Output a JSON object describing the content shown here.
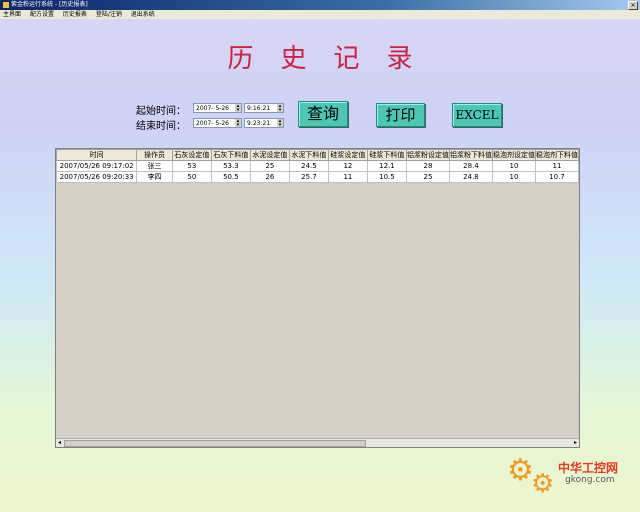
{
  "window": {
    "title": "紫金粉运行系统 - [历史报表]",
    "close_glyph": "×"
  },
  "menu": [
    "主界面",
    "配方设置",
    "历史报表",
    "登陆/注销",
    "退出系统"
  ],
  "page_title": "历史记录",
  "filter": {
    "start_label": "起始时间：",
    "end_label": "结束时间：",
    "start_date": "2007- 5-26",
    "start_time": "9:16:21",
    "end_date": "2007- 5-26",
    "end_time": "9:23:21"
  },
  "buttons": {
    "query": "查询",
    "print": "打印",
    "excel": "EXCEL"
  },
  "table": {
    "columns": [
      "时间",
      "操作员",
      "石灰设定值",
      "石灰下料值",
      "水泥设定值",
      "水泥下料值",
      "硅浆设定值",
      "硅浆下料值",
      "铝浆粉设定值",
      "铝浆粉下料值",
      "稳泡剂设定值",
      "稳泡剂下料值"
    ],
    "rows": [
      [
        "2007/05/26 09:17:02",
        "张三",
        "53",
        "53.3",
        "25",
        "24.5",
        "12",
        "12.1",
        "28",
        "28.4",
        "10",
        "11"
      ],
      [
        "2007/05/26 09:20:33",
        "李四",
        "50",
        "50.5",
        "26",
        "25.7",
        "11",
        "10.5",
        "25",
        "24.8",
        "10",
        "10.7"
      ]
    ]
  },
  "watermark": {
    "cn": "中华工控网",
    "en": "gkong.com"
  },
  "colors": {
    "title": "#cc2244",
    "button": "#4cc7b6",
    "grid_bg": "#d4d0c8"
  }
}
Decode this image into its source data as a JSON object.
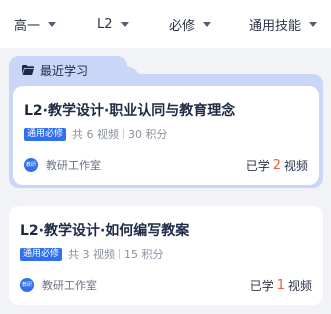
{
  "filters": [
    {
      "label": "高一"
    },
    {
      "label": "L2"
    },
    {
      "label": "必修"
    },
    {
      "label": "通用技能"
    }
  ],
  "recent": {
    "section_label": "最近学习",
    "course": {
      "title": "L2·教学设计·职业认同与教育理念",
      "tag": "通用必修",
      "video_count": "共 6 视频",
      "points": "30 积分",
      "publisher_logo": "教研",
      "publisher": "教研工作室",
      "progress_prefix": "已学",
      "progress_count": "2",
      "progress_suffix": "视频"
    }
  },
  "courses": [
    {
      "title": "L2·教学设计·如何编写教案",
      "tag": "通用必修",
      "video_count": "共 3 视频",
      "points": "15 积分",
      "publisher_logo": "教研",
      "publisher": "教研工作室",
      "progress_prefix": "已学",
      "progress_count": "1",
      "progress_suffix": "视频"
    }
  ],
  "colors": {
    "accent": "#2f6ff0",
    "folder": "#c9d6f7",
    "progress_highlight": "#f05a3c"
  }
}
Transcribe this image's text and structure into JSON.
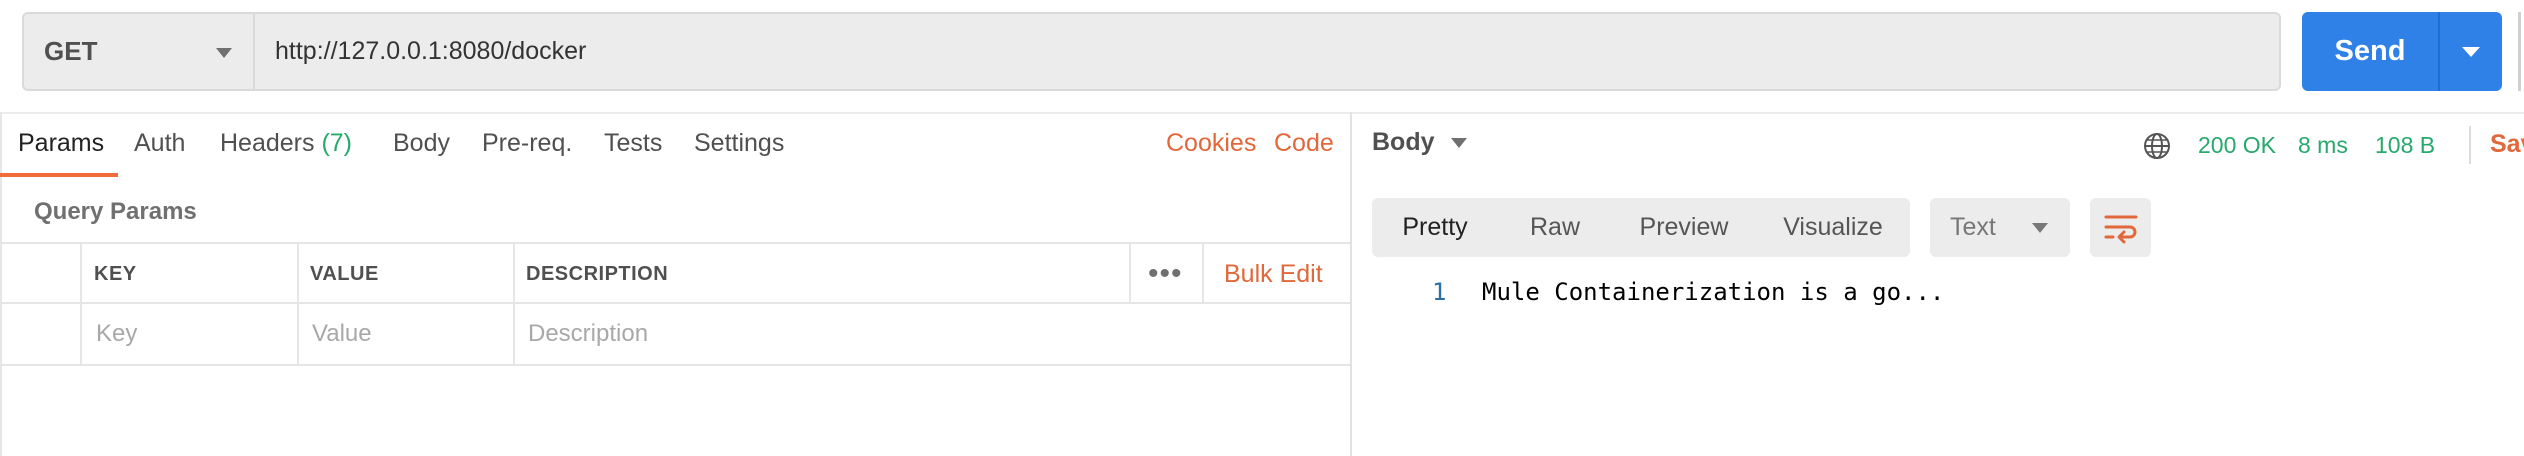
{
  "request": {
    "method": "GET",
    "url": "http://127.0.0.1:8080/docker",
    "send_label": "Send"
  },
  "request_tabs": {
    "params": "Params",
    "auth": "Auth",
    "headers": "Headers",
    "headers_count": "(7)",
    "body": "Body",
    "prereq": "Pre-req.",
    "tests": "Tests",
    "settings": "Settings",
    "cookies": "Cookies",
    "code": "Code"
  },
  "query_params": {
    "title": "Query Params",
    "columns": {
      "key": "KEY",
      "value": "VALUE",
      "description": "DESCRIPTION"
    },
    "more_label": "•••",
    "bulk_edit": "Bulk Edit",
    "placeholders": {
      "key": "Key",
      "value": "Value",
      "description": "Description"
    }
  },
  "response": {
    "body_dropdown": "Body",
    "status": "200 OK",
    "time": "8 ms",
    "size": "108 B",
    "save": "Save",
    "view_tabs": [
      "Pretty",
      "Raw",
      "Preview",
      "Visualize"
    ],
    "active_view": "Pretty",
    "format": "Text",
    "lines": [
      {
        "number": "1",
        "text": "Mule Containerization is a go..."
      }
    ]
  },
  "colors": {
    "accent": "#e0683a",
    "send": "#2f80e7",
    "success": "#26a96b"
  },
  "icons": {
    "method_dropdown": "caret-down-icon",
    "send_dropdown": "caret-down-icon",
    "network": "globe-icon",
    "wrap": "wrap-lines-icon"
  }
}
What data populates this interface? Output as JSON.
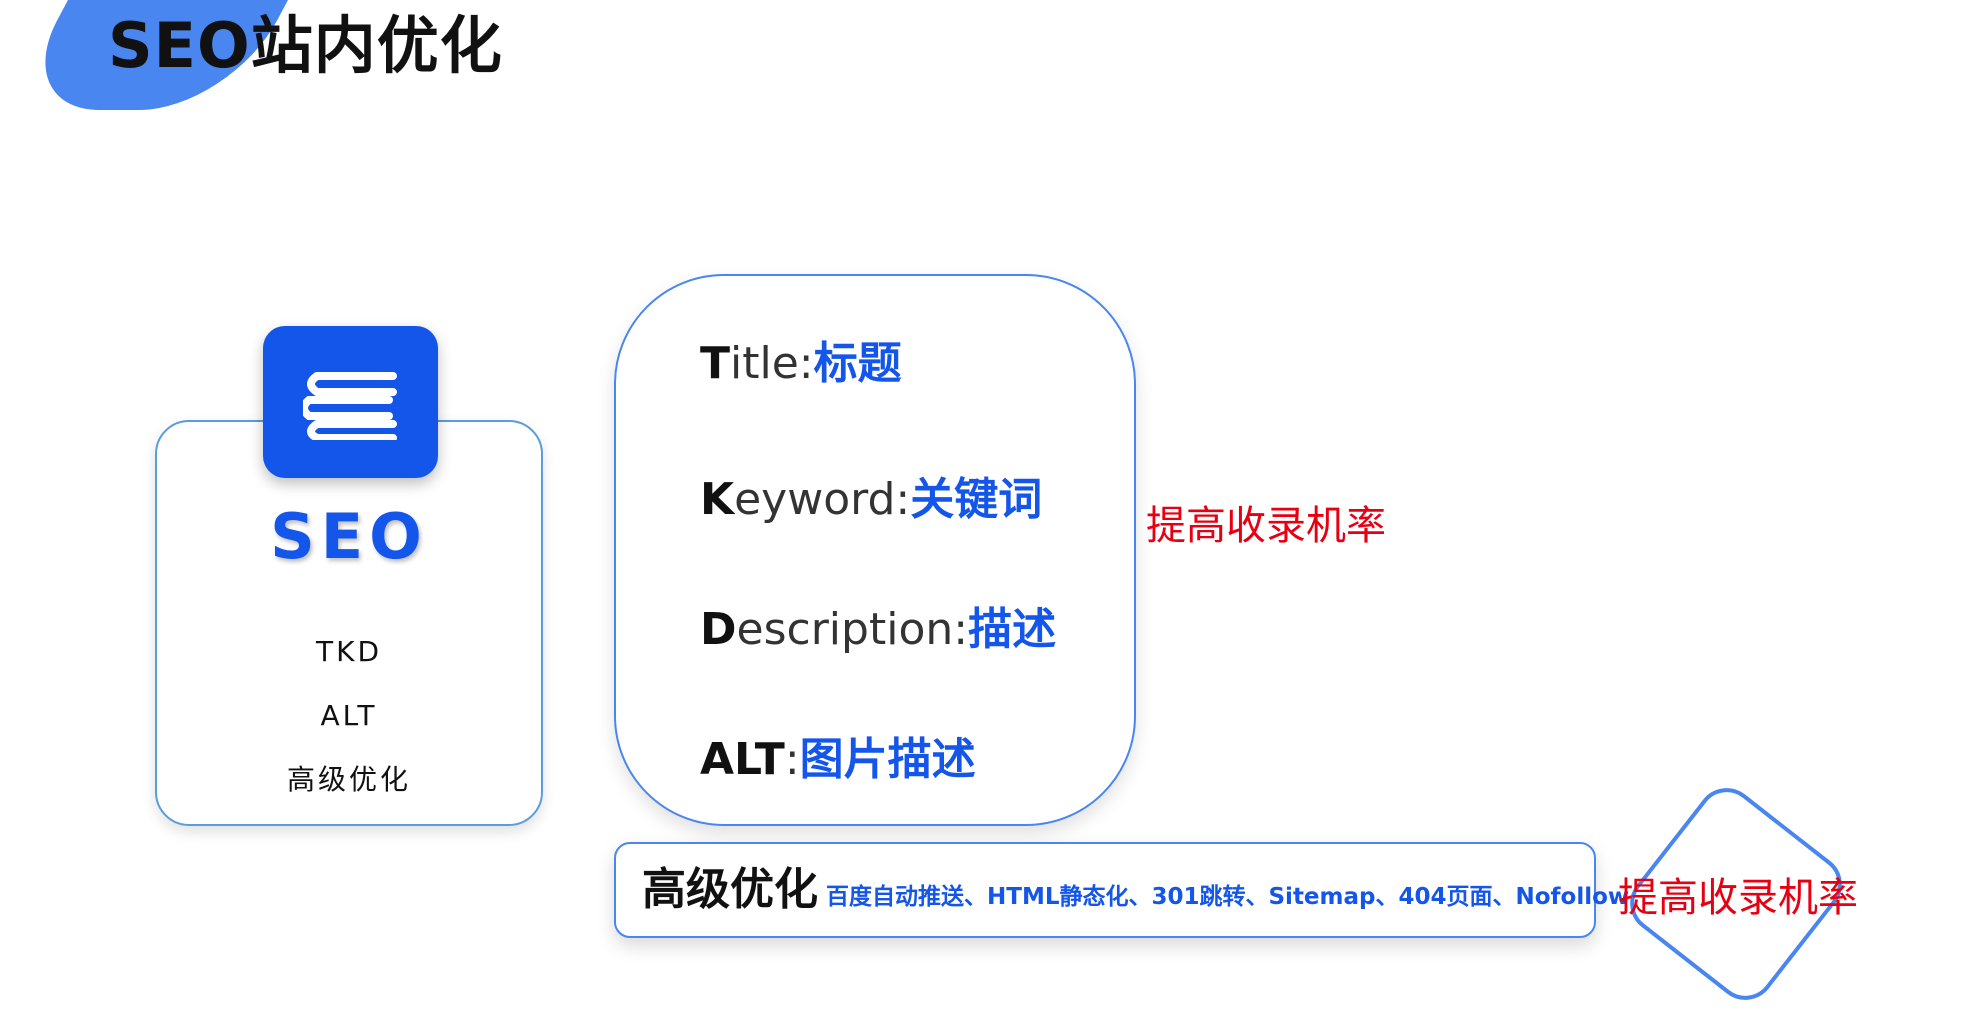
{
  "page": {
    "title": "SEO站内优化"
  },
  "seo_card": {
    "heading": "SEO",
    "icon": "stacked-books-icon",
    "items": [
      "TKD",
      "ALT",
      "高级优化"
    ]
  },
  "tkd_card": {
    "rows": [
      {
        "lead": "T",
        "rest": "itle:",
        "zh": "标题"
      },
      {
        "lead": "K",
        "rest": "eyword:",
        "zh": "关键词"
      },
      {
        "lead": "D",
        "rest": "escription:",
        "zh": "描述"
      },
      {
        "lead": "ALT",
        "rest": ":",
        "zh": "图片描述"
      }
    ]
  },
  "side_note_1": "提高收录机率",
  "advanced": {
    "title": "高级优化",
    "detail": "百度自动推送、HTML静态化、301跳转、Sitemap、404页面、Nofollow"
  },
  "side_note_2": "提高收录机率",
  "colors": {
    "accent": "#1556ea",
    "outline": "#4a86f0",
    "emphasis": "#e60012"
  }
}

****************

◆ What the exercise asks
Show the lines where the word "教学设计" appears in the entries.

◆ Answer for the task
      "title": "L2·教学设计·职业认同与教育理念",
      "title": "L2·教学设计·如何编写教案",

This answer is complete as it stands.